If there was one quantifiable fact from the loss to the Magic, it’s that last point. For every time Murray fell, he got back up. After what happened 12 months ago, that means a lot.
A few more notes . . .
- Forbes isn’t playing like a guy who’s ready to give up minutes — or a starting spot, for that matter — in this loaded guard rotation. His jumper looks as reliable as ever, and his ability to knock shots down off the catch or pulling up around a screen makes him an invaluable possession-saver. He made 5 of 6 three-point attempts, one of which was a 4-point play, and showed off his athleticism with a two-handed dunk in transition.
- The Spurs’ starters were Murray, Forbes, Walker (taking the place of late scratch DeRozan), Aldridge and Poeltl. If I was to ascribe meaning to this, I would note that Murray and Aldridge’s minutes overlapped a lot (a decent sign that Murray will return to his role as starter), and that the Magic play big (which could’ve played into Poeltl starting).

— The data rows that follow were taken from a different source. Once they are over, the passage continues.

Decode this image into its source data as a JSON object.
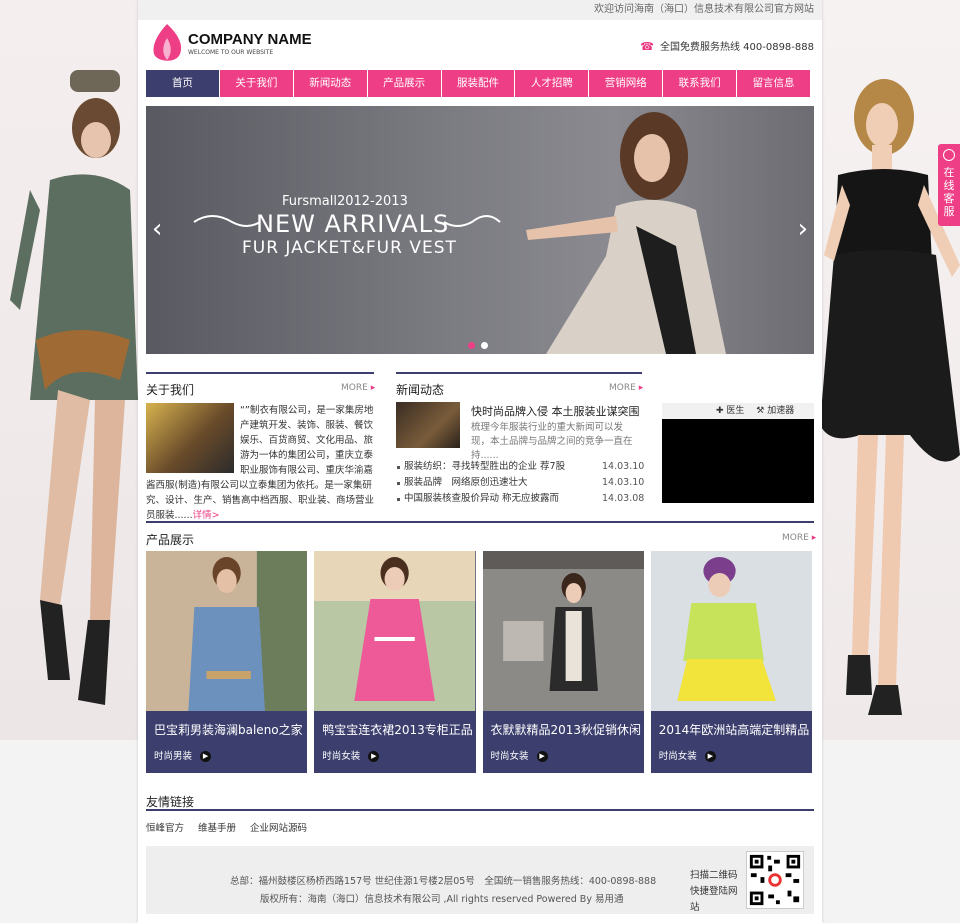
{
  "topbar": {
    "welcome": "欢迎访问海南（海口）信息技术有限公司官方网站"
  },
  "logo": {
    "name": "COMPANY NAME",
    "tagline": "WELCOME TO OUR WEBSITE"
  },
  "hotline": {
    "text": "全国免费服务热线 400-0898-888"
  },
  "nav": {
    "items": [
      "首页",
      "关于我们",
      "新闻动态",
      "产品展示",
      "服装配件",
      "人才招聘",
      "营销网络",
      "联系我们",
      "留言信息"
    ]
  },
  "banner": {
    "small": "Fursmall2012-2013",
    "big": "NEW ARRIVALS",
    "mid": "FUR JACKET&FUR VEST",
    "prev": "‹",
    "next": "›"
  },
  "about": {
    "title": "关于我们",
    "more": "MORE",
    "text": "“”制衣有限公司，是一家集房地产建筑开发、装饰、服装、餐饮娱乐、百货商贸、文化用品、旅游为一体的集团公司，重庆立泰职业服饰有限公司、重庆华渝嘉酱西服(制造)有限公司以立泰集团为依托。是一家集研究、设计、生产、销售高中档西服、职业装、商场营业员服装......",
    "detail": "详情>"
  },
  "news": {
    "title": "新闻动态",
    "more": "MORE",
    "headline": "快时尚品牌入侵 本土服装业谋突围",
    "desc": "梳理今年服装行业的重大新闻可以发现，本土品牌与品牌之间的竞争一直在持......",
    "list": [
      {
        "title": "服装纺织：寻找转型胜出的企业 荐7股",
        "date": "14.03.10"
      },
      {
        "title": "服装品牌　网络原创迅速壮大",
        "date": "14.03.10"
      },
      {
        "title": "中国服装核查股价异动 称无应披露而",
        "date": "14.03.08"
      }
    ]
  },
  "video": {
    "bar": "✚ 医生　 ⚒ 加速器"
  },
  "products": {
    "title": "产品展示",
    "more": "MORE",
    "items": [
      {
        "name": "巴宝莉男装海澜baleno之家",
        "category": "时尚男装"
      },
      {
        "name": "鸭宝宝连衣裙2013专柜正品",
        "category": "时尚女装"
      },
      {
        "name": "衣默默精品2013秋促销休闲",
        "category": "时尚女装"
      },
      {
        "name": "2014年欧洲站高端定制精品",
        "category": "时尚女装"
      }
    ]
  },
  "links": {
    "title": "友情链接",
    "items": [
      "恒峰官方",
      "维基手册",
      "企业网站源码"
    ]
  },
  "footer": {
    "line1": "总部：福州鼓楼区杨桥西路157号 世纪佳源1号楼2层05号　全国统一销售服务热线：400-0898-888",
    "line2": "版权所有：海南（海口）信息技术有限公司 ,All rights reserved Powered By 易用通",
    "qr_text": "扫描二维码快捷登陆网站"
  },
  "side_service": {
    "label": "在线客服"
  },
  "colors": {
    "accent": "#ee3e86",
    "navy": "#3c3f6e"
  }
}
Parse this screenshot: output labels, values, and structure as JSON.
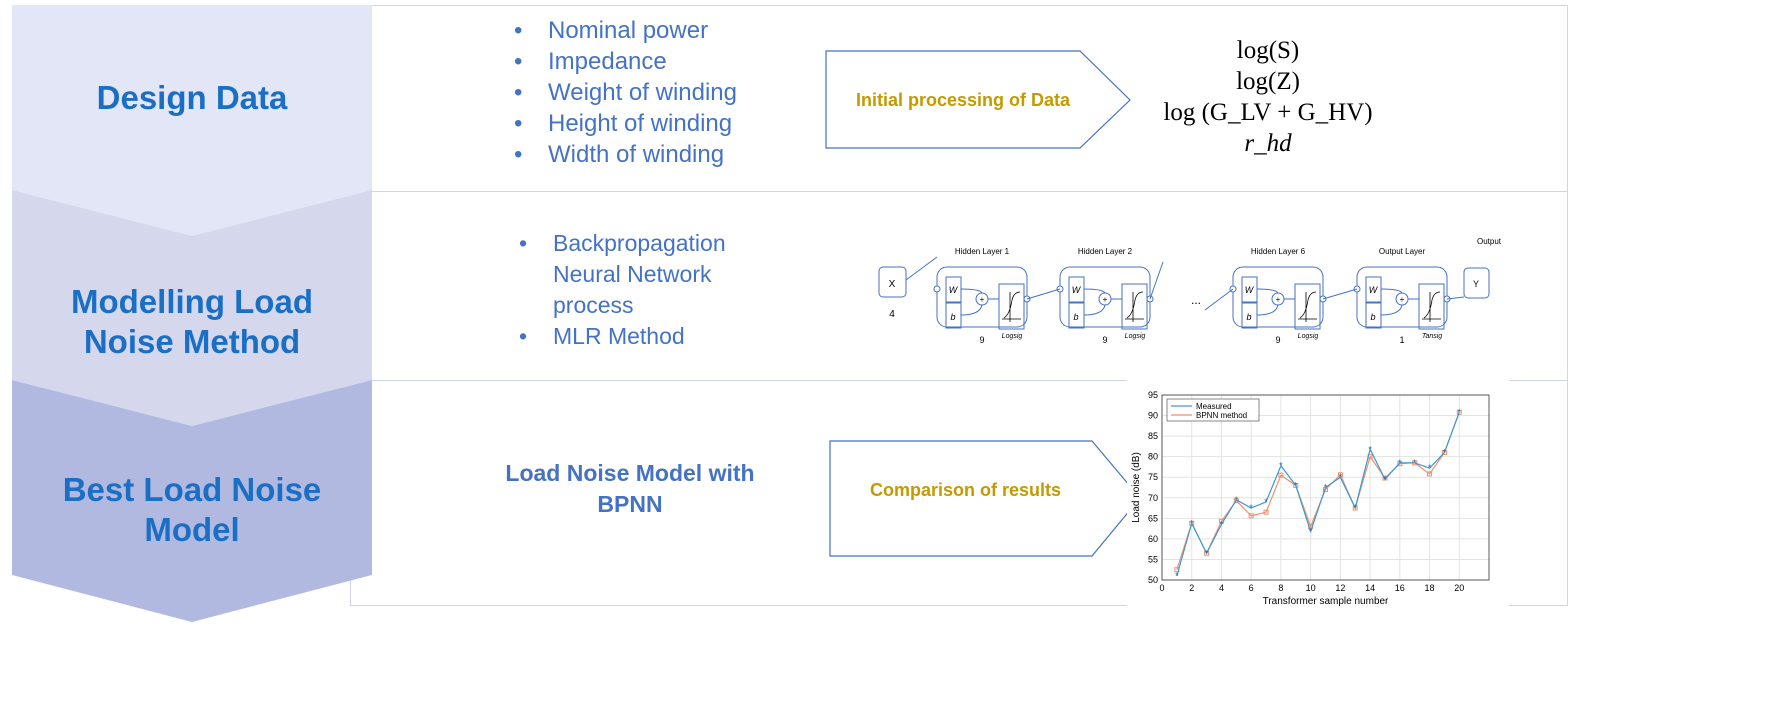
{
  "stages": [
    {
      "label": "Design Data",
      "color": "#e3e6f6"
    },
    {
      "label": "Modelling Load Noise Method",
      "color": "#d5d8ec"
    },
    {
      "label": "Best Load Noise Model",
      "color": "#b1b9e1"
    }
  ],
  "row1": {
    "bullets": [
      "Nominal power",
      "Impedance",
      "Weight of winding",
      "Height of winding",
      "Width of winding"
    ],
    "arrow_label": "Initial processing of Data",
    "formulas": [
      "log(S)",
      "log(Z)",
      "log (G_LV + G_HV)",
      "r_hd"
    ]
  },
  "row2": {
    "bullets": [
      "Backpropagation Neural Network process",
      "MLR Method"
    ],
    "network": {
      "input": "X",
      "input_size": "4",
      "layers": [
        {
          "title": "Hidden Layer 1",
          "activation": "Logsig",
          "size": "9"
        },
        {
          "title": "Hidden Layer 2",
          "activation": "Logsig",
          "size": "9"
        },
        {
          "title": "Hidden Layer 6",
          "activation": "Logsig",
          "size": "9"
        },
        {
          "title": "Output Layer",
          "activation": "Tansig",
          "size": "1"
        }
      ],
      "weight": "W",
      "bias": "b",
      "sum": "+",
      "ellipsis": "...",
      "output_title": "Output",
      "output": "Y"
    }
  },
  "row3": {
    "model_label": "Load Noise Model with BPNN",
    "arrow_label": "Comparison of results"
  },
  "colors": {
    "stage_text": "#1a6fc4",
    "bullet_text": "#4472c4",
    "arrow_text": "#c49a00",
    "measured": "#3a9ad9",
    "bpnn": "#f0906a"
  },
  "chart_data": {
    "type": "line",
    "xlabel": "Transformer sample number",
    "ylabel": "Load noise (dB)",
    "xlim": [
      0,
      22
    ],
    "ylim": [
      50,
      95
    ],
    "xticks": [
      0,
      2,
      4,
      6,
      8,
      10,
      12,
      14,
      16,
      18,
      20
    ],
    "yticks": [
      50,
      55,
      60,
      65,
      70,
      75,
      80,
      85,
      90,
      95
    ],
    "grid": true,
    "legend": "top-left",
    "x": [
      1,
      2,
      3,
      4,
      5,
      6,
      7,
      8,
      9,
      10,
      11,
      12,
      13,
      14,
      15,
      16,
      17,
      18,
      19,
      20
    ],
    "series": [
      {
        "name": "Measured",
        "marker": "star",
        "values": [
          51,
          63.8,
          56.5,
          63.5,
          69.5,
          67.5,
          69,
          77.8,
          73,
          61.8,
          72.5,
          75,
          67.5,
          81.8,
          74.5,
          78.5,
          78.5,
          77.2,
          81,
          90.8
        ]
      },
      {
        "name": "BPNN method",
        "marker": "square",
        "values": [
          52.5,
          63.8,
          56.5,
          64.3,
          69.3,
          65.6,
          66.5,
          75.5,
          73,
          63,
          72,
          75.6,
          67.5,
          80,
          74.8,
          78.3,
          78.5,
          75.8,
          81,
          90.8
        ]
      }
    ]
  }
}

- Lonnie Walker, tasked with guarding the larger Aaron Gordon for much of his time on the floor, had to find his moments while sharing the floor with other more ball-dominant guards. There was at least one instance of him forcing things and turning the ball over on a drive, but he played within himself for the most part. Highlights included a nice dish to Jakob Poeltl in transition and a basket scored on a quick attack of a close-out and finish off the glass over Nikola Vucevic.
- After the game, Murray said he thanked the Spurs training staff for all the work they did in getting him back on the floor.
- White and rookie Keldon Johnson both had cold nights from the field. White’s misses largely came on midrangers while probing the defense, while Johnson got a little closer to the rim but struggled finishing through contact.
- DeMar DeRozan, Patty Mills, Marco Belinelli, Trey Lyles and DeMarre Carroll were all healthy scratches, and Luka Samanic only saw the floor in garbage time. Expect new configurations of resting/featured players in the remaining preseason games.